● Instructions to follow:
Set down the data below word for word, and leave the images aside.

(Collected data entries)
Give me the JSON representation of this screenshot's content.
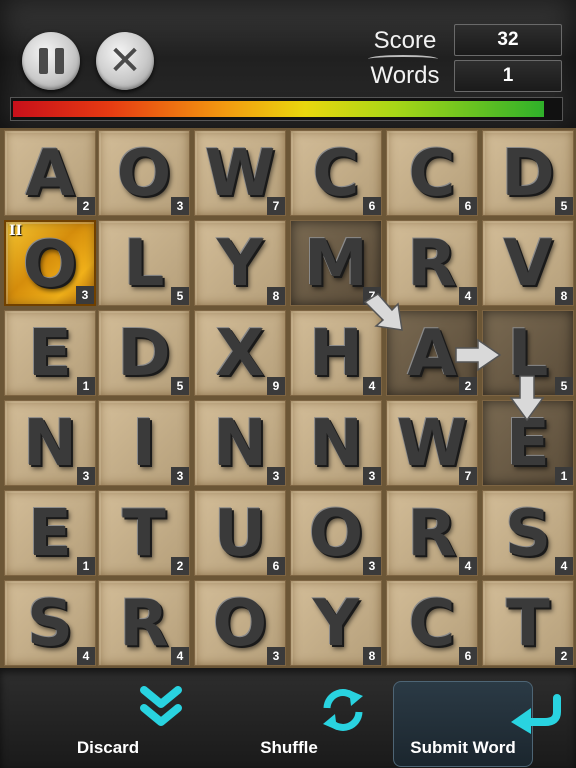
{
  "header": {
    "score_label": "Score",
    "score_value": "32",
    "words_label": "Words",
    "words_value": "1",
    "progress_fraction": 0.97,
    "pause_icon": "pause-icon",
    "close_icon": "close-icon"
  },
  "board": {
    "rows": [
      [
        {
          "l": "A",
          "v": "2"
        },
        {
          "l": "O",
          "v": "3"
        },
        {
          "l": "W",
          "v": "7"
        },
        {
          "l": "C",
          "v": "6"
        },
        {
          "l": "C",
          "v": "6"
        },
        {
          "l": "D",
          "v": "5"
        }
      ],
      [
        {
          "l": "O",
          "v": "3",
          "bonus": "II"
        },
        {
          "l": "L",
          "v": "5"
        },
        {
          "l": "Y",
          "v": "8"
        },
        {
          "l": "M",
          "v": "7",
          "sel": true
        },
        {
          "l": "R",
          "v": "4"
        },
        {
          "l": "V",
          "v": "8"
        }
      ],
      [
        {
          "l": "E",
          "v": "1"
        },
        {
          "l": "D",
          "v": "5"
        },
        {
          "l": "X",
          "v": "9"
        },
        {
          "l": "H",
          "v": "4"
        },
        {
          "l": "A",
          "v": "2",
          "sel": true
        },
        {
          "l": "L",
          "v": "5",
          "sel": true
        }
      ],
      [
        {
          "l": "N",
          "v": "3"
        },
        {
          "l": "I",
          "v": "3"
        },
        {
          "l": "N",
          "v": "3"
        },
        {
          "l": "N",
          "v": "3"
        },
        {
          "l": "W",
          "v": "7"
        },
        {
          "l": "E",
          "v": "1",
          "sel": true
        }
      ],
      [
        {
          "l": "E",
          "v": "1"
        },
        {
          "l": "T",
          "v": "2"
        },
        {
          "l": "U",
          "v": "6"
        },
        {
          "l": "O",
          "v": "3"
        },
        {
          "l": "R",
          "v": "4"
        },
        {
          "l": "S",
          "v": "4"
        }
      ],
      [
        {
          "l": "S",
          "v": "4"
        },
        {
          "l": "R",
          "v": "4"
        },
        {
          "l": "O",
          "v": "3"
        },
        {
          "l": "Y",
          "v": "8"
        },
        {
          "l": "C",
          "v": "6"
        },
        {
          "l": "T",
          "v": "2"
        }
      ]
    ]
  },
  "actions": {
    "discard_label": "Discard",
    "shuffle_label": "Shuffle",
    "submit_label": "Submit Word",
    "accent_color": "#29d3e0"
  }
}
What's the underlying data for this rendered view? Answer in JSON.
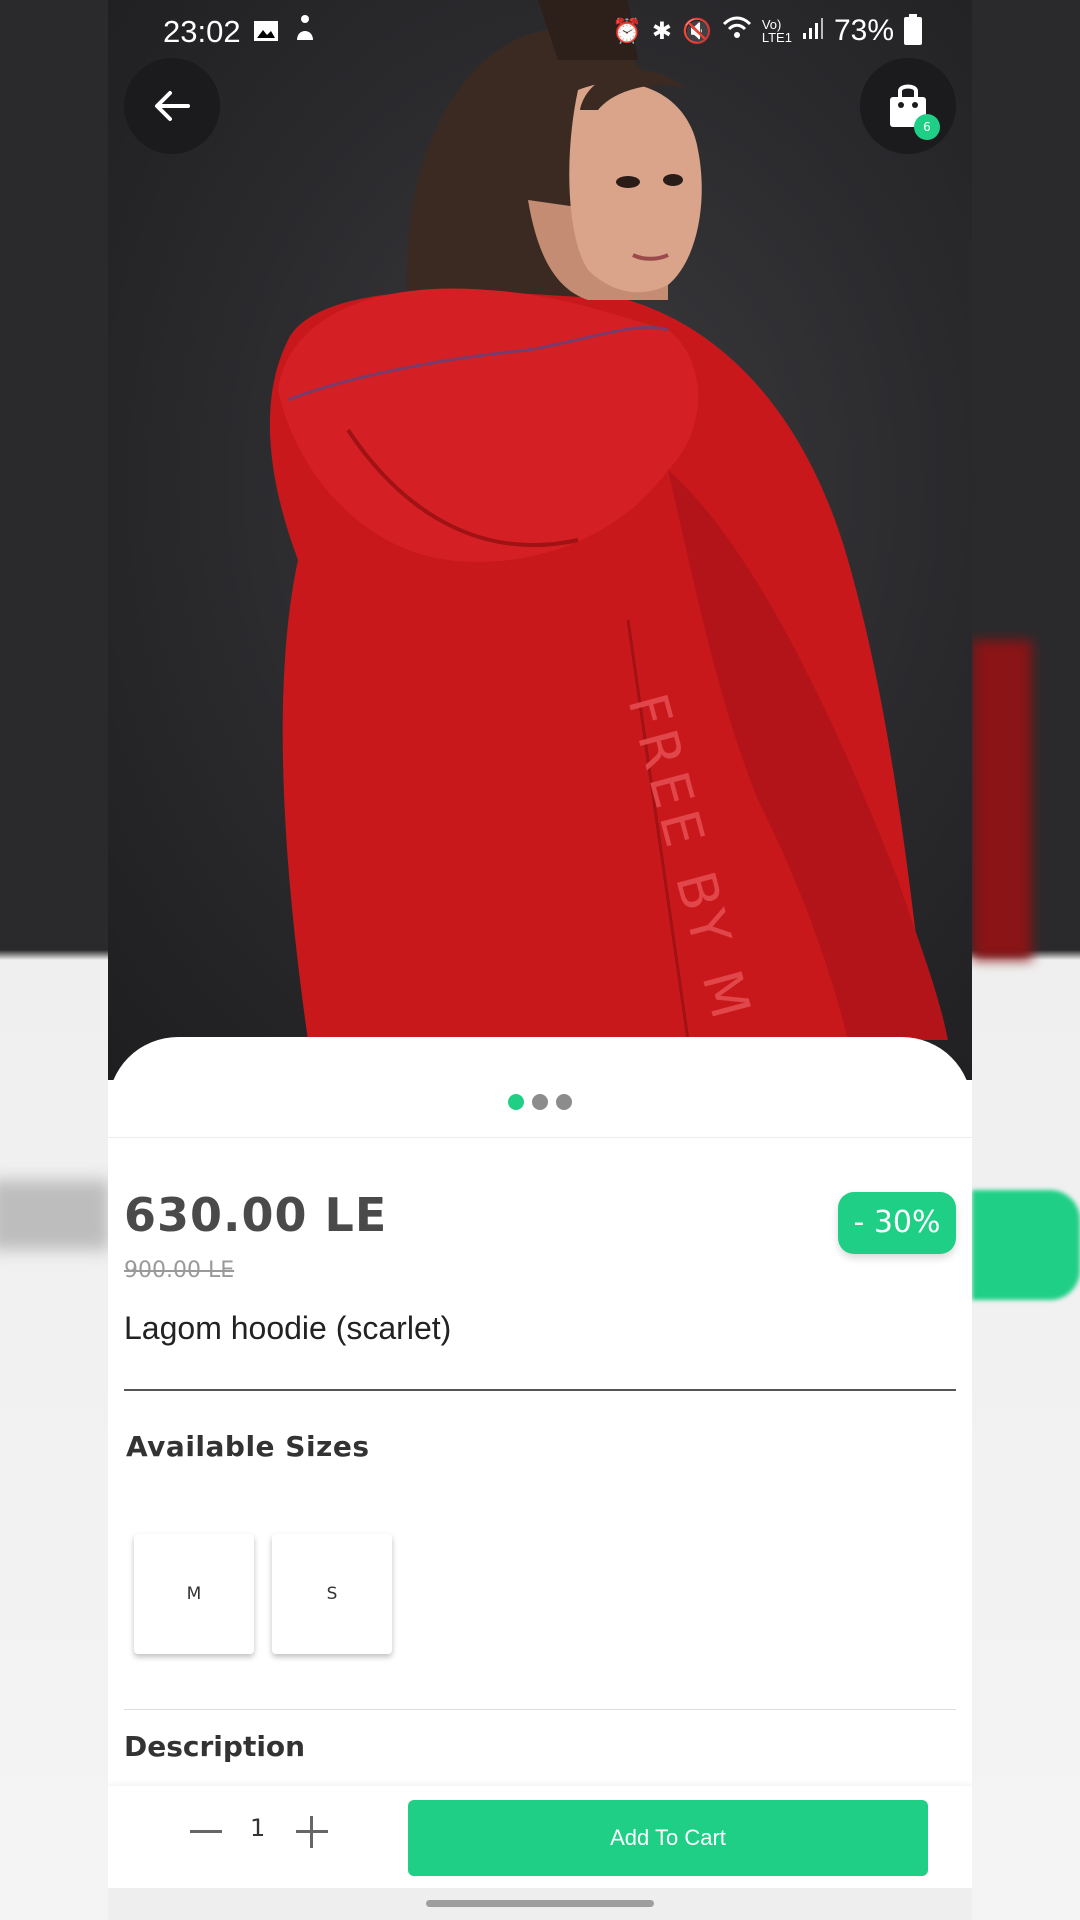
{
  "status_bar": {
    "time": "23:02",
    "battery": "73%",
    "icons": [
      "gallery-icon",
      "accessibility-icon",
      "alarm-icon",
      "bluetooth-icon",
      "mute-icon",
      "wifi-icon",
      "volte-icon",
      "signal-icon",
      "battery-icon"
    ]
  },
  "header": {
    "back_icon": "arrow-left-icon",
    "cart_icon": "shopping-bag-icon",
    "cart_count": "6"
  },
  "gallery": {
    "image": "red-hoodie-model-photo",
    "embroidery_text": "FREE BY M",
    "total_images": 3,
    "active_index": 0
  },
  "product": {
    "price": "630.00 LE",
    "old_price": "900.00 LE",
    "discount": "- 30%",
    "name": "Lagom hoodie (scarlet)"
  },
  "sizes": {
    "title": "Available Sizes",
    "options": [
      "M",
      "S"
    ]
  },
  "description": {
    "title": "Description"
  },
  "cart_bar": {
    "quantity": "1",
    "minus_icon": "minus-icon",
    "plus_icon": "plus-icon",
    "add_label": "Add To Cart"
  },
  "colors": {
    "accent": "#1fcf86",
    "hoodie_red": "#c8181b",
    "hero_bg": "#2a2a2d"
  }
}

● Response to the task:
Give me the JSON representation of this screenshot's content.
{
  "header": {
    "score_label": "Score",
    "score_value": "32",
    "words_label": "Words",
    "words_value": "1",
    "progress_fraction": 0.97,
    "pause_icon": "pause-icon",
    "close_icon": "close-icon"
  },
  "board": {
    "rows": [
      [
        {
          "l": "A",
          "v": "2"
        },
        {
          "l": "O",
          "v": "3"
        },
        {
          "l": "W",
          "v": "7"
        },
        {
          "l": "C",
          "v": "6"
        },
        {
          "l": "C",
          "v": "6"
        },
        {
          "l": "D",
          "v": "5"
        }
      ],
      [
        {
          "l": "O",
          "v": "3",
          "bonus": "II"
        },
        {
          "l": "L",
          "v": "5"
        },
        {
          "l": "Y",
          "v": "8"
        },
        {
          "l": "M",
          "v": "7",
          "sel": true
        },
        {
          "l": "R",
          "v": "4"
        },
        {
          "l": "V",
          "v": "8"
        }
      ],
      [
        {
          "l": "E",
          "v": "1"
        },
        {
          "l": "D",
          "v": "5"
        },
        {
          "l": "X",
          "v": "9"
        },
        {
          "l": "H",
          "v": "4"
        },
        {
          "l": "A",
          "v": "2",
          "sel": true
        },
        {
          "l": "L",
          "v": "5",
          "sel": true
        }
      ],
      [
        {
          "l": "N",
          "v": "3"
        },
        {
          "l": "I",
          "v": "3"
        },
        {
          "l": "N",
          "v": "3"
        },
        {
          "l": "N",
          "v": "3"
        },
        {
          "l": "W",
          "v": "7"
        },
        {
          "l": "E",
          "v": "1",
          "sel": true
        }
      ],
      [
        {
          "l": "E",
          "v": "1"
        },
        {
          "l": "T",
          "v": "2"
        },
        {
          "l": "U",
          "v": "6"
        },
        {
          "l": "O",
          "v": "3"
        },
        {
          "l": "R",
          "v": "4"
        },
        {
          "l": "S",
          "v": "4"
        }
      ],
      [
        {
          "l": "S",
          "v": "4"
        },
        {
          "l": "R",
          "v": "4"
        },
        {
          "l": "O",
          "v": "3"
        },
        {
          "l": "Y",
          "v": "8"
        },
        {
          "l": "C",
          "v": "6"
        },
        {
          "l": "T",
          "v": "2"
        }
      ]
    ]
  },
  "actions": {
    "discard_label": "Discard",
    "shuffle_label": "Shuffle",
    "submit_label": "Submit Word",
    "accent_color": "#29d3e0"
  }
}
What's the underlying data for this rendered view? Answer in JSON.
{
  "status_bar": {
    "time": "23:02",
    "battery": "73%",
    "icons": [
      "gallery-icon",
      "accessibility-icon",
      "alarm-icon",
      "bluetooth-icon",
      "mute-icon",
      "wifi-icon",
      "volte-icon",
      "signal-icon",
      "battery-icon"
    ]
  },
  "header": {
    "back_icon": "arrow-left-icon",
    "cart_icon": "shopping-bag-icon",
    "cart_count": "6"
  },
  "gallery": {
    "image": "red-hoodie-model-photo",
    "embroidery_text": "FREE BY M",
    "total_images": 3,
    "active_index": 0
  },
  "product": {
    "price": "630.00 LE",
    "old_price": "900.00 LE",
    "discount": "- 30%",
    "name": "Lagom hoodie (scarlet)"
  },
  "sizes": {
    "title": "Available Sizes",
    "options": [
      "M",
      "S"
    ]
  },
  "description": {
    "title": "Description"
  },
  "cart_bar": {
    "quantity": "1",
    "minus_icon": "minus-icon",
    "plus_icon": "plus-icon",
    "add_label": "Add To Cart"
  },
  "colors": {
    "accent": "#1fcf86",
    "hoodie_red": "#c8181b",
    "hero_bg": "#2a2a2d"
  }
}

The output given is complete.